So we initiated a project to collect and collate the many such arguments that have been made and – based on Rogare’s work on responding to ideological arguments, particularly those that went into the Canadian Fundraising Narrative – develop our own values-based counterarguments, which fundraisers can use or adapt to make fundraising's case.
You can find these counter arguments by downloading the project's final report or click on links to the themes below.
The first stage of this project was to collect the types of objections that fundraisers found themselves up against. We did this through a simple online survey, receiving 43 responses from fundraisers in Canada, the UK, and USA. You can see a sample of the arguments against fundraising reported to us by the survey participants here or by downloading the project report.
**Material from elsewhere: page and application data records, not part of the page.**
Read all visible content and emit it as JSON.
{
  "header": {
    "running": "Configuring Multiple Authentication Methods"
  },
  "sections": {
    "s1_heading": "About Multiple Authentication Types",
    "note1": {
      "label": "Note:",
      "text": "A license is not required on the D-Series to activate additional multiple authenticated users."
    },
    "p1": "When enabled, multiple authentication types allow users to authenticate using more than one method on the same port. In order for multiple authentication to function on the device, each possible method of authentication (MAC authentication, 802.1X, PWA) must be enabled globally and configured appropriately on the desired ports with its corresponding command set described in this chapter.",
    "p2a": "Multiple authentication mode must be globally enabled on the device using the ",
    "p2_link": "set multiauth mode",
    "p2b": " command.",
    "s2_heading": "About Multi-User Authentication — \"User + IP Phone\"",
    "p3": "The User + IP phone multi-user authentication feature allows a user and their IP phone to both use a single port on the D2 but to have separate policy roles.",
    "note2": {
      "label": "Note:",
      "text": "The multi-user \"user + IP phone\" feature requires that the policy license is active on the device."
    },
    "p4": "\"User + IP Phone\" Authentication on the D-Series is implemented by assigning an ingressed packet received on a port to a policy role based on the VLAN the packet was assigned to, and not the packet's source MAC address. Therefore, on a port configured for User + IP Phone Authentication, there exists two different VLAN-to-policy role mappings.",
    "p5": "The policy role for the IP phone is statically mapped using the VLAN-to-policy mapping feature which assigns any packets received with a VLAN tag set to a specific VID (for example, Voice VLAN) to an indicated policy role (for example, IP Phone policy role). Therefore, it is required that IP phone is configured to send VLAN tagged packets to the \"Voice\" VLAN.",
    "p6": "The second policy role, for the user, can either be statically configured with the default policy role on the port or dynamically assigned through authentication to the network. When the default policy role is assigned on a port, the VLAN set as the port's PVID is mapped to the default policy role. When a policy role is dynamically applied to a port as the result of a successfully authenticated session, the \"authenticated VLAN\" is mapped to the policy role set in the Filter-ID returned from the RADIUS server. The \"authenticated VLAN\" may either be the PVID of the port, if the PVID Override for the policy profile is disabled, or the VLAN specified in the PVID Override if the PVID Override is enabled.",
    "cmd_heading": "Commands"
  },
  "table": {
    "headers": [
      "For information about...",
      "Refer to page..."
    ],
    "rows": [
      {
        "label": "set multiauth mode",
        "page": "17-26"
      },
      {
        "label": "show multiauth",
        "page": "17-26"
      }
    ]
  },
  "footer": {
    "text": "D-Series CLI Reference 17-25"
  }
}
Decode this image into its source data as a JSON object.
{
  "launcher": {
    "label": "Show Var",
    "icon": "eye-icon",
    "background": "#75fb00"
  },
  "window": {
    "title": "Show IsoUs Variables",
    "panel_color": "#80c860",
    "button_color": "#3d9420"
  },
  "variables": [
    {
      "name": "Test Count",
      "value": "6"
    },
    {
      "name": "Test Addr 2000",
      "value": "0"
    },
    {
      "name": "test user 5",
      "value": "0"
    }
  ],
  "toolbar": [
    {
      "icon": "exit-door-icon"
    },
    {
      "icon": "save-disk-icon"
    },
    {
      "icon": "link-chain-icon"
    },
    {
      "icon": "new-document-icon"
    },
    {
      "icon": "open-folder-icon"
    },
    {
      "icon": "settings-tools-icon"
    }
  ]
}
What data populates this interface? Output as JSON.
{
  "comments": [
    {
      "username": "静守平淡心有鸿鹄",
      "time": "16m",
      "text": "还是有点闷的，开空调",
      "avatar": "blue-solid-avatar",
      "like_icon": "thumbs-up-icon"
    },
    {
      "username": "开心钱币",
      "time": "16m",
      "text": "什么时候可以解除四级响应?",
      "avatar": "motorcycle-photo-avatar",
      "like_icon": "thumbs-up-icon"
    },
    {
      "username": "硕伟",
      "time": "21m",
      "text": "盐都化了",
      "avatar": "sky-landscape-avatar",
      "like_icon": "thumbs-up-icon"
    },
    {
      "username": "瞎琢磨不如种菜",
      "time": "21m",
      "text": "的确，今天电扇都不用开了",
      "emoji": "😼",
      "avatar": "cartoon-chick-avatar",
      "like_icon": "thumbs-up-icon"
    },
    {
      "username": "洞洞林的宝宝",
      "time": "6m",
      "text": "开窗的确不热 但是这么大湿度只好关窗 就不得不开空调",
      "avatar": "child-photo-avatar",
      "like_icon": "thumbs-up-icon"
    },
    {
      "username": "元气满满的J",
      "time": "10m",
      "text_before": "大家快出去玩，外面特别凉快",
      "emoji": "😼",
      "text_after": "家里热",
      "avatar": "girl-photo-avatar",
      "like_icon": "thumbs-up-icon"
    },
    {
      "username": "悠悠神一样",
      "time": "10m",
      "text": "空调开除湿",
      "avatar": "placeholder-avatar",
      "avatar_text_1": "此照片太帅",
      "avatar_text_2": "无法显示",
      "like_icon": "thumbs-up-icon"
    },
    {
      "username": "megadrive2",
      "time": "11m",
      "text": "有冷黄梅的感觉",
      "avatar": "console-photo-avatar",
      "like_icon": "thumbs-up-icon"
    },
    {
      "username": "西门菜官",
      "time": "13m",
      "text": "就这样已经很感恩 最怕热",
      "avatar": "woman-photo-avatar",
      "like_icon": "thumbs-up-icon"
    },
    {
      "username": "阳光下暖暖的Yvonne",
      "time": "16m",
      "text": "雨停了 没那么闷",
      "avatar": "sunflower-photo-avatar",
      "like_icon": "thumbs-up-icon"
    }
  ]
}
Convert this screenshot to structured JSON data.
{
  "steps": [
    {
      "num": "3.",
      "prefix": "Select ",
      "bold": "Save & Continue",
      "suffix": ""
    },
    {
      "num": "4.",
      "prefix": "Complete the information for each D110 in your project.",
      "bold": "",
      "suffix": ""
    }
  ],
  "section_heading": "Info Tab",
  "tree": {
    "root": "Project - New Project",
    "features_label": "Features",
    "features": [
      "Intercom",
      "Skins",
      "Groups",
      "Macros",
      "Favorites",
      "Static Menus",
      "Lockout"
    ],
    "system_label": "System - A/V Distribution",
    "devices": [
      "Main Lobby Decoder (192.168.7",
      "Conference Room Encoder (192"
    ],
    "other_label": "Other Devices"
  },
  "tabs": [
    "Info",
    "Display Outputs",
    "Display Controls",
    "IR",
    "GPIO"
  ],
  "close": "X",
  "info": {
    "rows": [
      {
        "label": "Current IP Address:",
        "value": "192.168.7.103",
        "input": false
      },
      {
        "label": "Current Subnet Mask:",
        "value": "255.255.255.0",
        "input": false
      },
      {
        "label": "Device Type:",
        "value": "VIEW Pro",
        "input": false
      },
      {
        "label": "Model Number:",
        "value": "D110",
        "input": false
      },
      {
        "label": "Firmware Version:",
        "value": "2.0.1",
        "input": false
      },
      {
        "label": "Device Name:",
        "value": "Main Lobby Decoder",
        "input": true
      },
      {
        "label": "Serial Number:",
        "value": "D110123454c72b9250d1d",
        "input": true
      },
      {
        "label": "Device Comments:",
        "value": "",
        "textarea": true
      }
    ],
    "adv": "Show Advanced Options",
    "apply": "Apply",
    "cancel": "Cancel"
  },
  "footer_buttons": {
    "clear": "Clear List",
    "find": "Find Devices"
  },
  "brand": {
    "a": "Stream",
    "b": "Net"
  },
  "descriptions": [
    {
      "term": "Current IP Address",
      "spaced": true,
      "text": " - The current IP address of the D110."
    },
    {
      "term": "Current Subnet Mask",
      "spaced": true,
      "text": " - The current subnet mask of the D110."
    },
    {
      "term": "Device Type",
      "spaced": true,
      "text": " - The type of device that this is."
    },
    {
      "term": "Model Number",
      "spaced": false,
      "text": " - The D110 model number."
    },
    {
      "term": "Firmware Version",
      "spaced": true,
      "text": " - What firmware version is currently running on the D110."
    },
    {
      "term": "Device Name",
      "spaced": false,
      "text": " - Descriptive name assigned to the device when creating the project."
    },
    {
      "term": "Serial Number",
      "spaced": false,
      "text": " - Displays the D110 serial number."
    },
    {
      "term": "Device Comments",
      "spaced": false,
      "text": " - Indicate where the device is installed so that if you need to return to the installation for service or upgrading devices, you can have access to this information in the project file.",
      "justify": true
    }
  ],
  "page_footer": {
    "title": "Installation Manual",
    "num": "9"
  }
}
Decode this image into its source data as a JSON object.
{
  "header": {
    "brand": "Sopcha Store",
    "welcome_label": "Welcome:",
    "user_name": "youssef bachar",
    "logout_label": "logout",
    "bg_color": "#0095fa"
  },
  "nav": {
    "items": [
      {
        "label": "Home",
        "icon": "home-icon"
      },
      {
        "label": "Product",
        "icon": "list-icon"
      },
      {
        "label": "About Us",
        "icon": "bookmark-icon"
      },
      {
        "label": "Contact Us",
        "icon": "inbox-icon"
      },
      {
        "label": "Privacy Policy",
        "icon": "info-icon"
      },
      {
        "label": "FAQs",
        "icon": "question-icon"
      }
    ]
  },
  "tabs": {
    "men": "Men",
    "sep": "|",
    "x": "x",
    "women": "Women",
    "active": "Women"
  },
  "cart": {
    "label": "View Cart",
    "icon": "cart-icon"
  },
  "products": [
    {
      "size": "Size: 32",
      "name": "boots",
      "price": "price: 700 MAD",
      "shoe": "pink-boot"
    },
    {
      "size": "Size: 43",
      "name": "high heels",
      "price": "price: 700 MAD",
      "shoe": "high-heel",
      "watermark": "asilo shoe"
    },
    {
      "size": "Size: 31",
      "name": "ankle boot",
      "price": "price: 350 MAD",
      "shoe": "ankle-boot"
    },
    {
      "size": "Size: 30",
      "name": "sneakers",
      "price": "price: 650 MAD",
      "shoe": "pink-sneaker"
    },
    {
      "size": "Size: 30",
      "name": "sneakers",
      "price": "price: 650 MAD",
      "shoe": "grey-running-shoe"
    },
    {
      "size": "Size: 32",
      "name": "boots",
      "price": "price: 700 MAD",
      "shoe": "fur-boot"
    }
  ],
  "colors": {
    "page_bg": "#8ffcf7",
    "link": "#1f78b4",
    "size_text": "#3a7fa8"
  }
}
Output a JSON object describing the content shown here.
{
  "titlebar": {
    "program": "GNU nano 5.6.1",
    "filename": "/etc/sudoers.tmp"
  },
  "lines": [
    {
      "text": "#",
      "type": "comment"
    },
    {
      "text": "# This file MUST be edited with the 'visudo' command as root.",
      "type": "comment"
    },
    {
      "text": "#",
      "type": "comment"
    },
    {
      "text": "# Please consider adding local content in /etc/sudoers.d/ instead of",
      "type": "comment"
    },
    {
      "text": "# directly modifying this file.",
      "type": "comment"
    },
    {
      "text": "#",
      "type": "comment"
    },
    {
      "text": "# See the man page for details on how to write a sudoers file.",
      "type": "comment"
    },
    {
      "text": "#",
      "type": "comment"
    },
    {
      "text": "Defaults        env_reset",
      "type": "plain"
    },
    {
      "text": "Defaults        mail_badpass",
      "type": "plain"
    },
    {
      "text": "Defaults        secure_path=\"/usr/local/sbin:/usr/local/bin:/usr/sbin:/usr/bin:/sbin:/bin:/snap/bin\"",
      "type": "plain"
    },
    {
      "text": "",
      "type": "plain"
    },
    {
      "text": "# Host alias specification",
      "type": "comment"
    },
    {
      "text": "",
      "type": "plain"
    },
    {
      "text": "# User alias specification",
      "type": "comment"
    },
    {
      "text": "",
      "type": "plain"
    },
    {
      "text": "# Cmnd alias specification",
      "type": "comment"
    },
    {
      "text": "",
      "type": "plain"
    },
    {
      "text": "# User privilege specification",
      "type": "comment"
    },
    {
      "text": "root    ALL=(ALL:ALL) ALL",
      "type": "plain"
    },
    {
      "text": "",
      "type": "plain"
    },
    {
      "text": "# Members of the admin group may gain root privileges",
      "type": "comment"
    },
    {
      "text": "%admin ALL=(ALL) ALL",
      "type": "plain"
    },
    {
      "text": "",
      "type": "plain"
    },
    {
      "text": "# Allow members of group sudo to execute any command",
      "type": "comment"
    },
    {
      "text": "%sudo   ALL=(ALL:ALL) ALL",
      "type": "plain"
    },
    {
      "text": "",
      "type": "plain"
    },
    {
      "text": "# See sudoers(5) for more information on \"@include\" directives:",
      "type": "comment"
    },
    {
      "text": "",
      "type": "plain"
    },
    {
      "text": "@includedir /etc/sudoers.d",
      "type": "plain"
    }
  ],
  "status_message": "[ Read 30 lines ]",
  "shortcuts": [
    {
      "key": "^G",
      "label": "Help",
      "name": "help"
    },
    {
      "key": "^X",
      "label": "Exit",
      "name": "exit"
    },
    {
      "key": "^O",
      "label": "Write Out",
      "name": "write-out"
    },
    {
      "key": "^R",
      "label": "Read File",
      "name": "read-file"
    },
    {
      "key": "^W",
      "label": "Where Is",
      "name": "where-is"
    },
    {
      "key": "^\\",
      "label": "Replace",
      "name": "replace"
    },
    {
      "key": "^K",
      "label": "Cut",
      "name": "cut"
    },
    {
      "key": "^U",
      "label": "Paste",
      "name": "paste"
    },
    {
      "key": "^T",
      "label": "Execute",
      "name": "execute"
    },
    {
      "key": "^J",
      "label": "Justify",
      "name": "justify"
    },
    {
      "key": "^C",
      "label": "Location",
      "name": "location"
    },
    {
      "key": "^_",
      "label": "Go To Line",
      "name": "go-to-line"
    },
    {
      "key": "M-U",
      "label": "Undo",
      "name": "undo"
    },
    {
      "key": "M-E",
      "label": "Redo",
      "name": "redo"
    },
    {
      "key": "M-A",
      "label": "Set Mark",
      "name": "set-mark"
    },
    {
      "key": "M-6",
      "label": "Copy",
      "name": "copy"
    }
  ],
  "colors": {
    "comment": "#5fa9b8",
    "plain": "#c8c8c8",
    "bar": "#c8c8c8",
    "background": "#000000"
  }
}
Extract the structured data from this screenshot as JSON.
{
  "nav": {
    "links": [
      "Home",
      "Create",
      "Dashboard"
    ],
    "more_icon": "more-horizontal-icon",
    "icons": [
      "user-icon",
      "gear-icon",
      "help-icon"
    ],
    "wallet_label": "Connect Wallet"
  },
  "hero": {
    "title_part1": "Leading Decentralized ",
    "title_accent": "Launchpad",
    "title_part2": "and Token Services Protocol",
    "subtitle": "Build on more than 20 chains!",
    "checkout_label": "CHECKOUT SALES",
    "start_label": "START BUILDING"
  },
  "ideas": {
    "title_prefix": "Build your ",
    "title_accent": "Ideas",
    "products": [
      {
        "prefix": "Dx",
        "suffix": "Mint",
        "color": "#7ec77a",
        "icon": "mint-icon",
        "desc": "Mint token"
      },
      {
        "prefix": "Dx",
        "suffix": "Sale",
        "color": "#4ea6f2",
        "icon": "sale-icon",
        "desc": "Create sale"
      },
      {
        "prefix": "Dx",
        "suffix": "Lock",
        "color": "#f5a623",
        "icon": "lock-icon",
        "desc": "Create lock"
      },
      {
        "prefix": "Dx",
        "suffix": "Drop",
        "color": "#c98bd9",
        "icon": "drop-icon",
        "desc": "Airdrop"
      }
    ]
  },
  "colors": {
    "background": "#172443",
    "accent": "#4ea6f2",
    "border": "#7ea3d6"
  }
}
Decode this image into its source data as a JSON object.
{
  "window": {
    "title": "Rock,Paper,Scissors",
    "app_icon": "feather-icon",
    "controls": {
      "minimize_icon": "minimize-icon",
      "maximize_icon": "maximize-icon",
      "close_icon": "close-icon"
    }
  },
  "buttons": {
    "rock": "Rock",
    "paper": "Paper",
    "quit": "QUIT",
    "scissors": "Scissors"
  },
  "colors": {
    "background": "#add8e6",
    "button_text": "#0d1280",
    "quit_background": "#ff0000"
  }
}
Rather than develop counter-arguments for each possible argument against fundraising, we grouped all the arguments into themes and constructed responses to each theme. These can be used as building blocks from which to craft counter-arguments to more specific objections to fundraising.
Click on the link to the theme (either links in text on on the buttons below). This will take to the types of objections to fundraising to be found in this theme along with the counter-argument to these objections.
Theme 1 – The state of the economy
Theme 2 – Anxiety and stress felt by the public
Theme 3 – Emergency response to the pandemic
You can also find all the counter-arguments and the thinking behind them in the project report.
“We don't want to come across as tone-deaf and uncaring by asking people to give what they don’t have. We'll just make people feel worse.”
Read more the arguments fundraisers are encourntering about why they should not ask for support during the Coronavirus pandemic.
Mary Brumbach, Dallas County Community College District (USA)
Neil Gallaiford, Stephen Thomas Ltd (Canada)
Juniper Locilento, Community Food Centres Canada (Canada)
Craig Mullaly, SOS Children's Villages (UK)
Colin Skehan, Trócaire (Ireland)
Ruth Smyth, Boldlight (UK)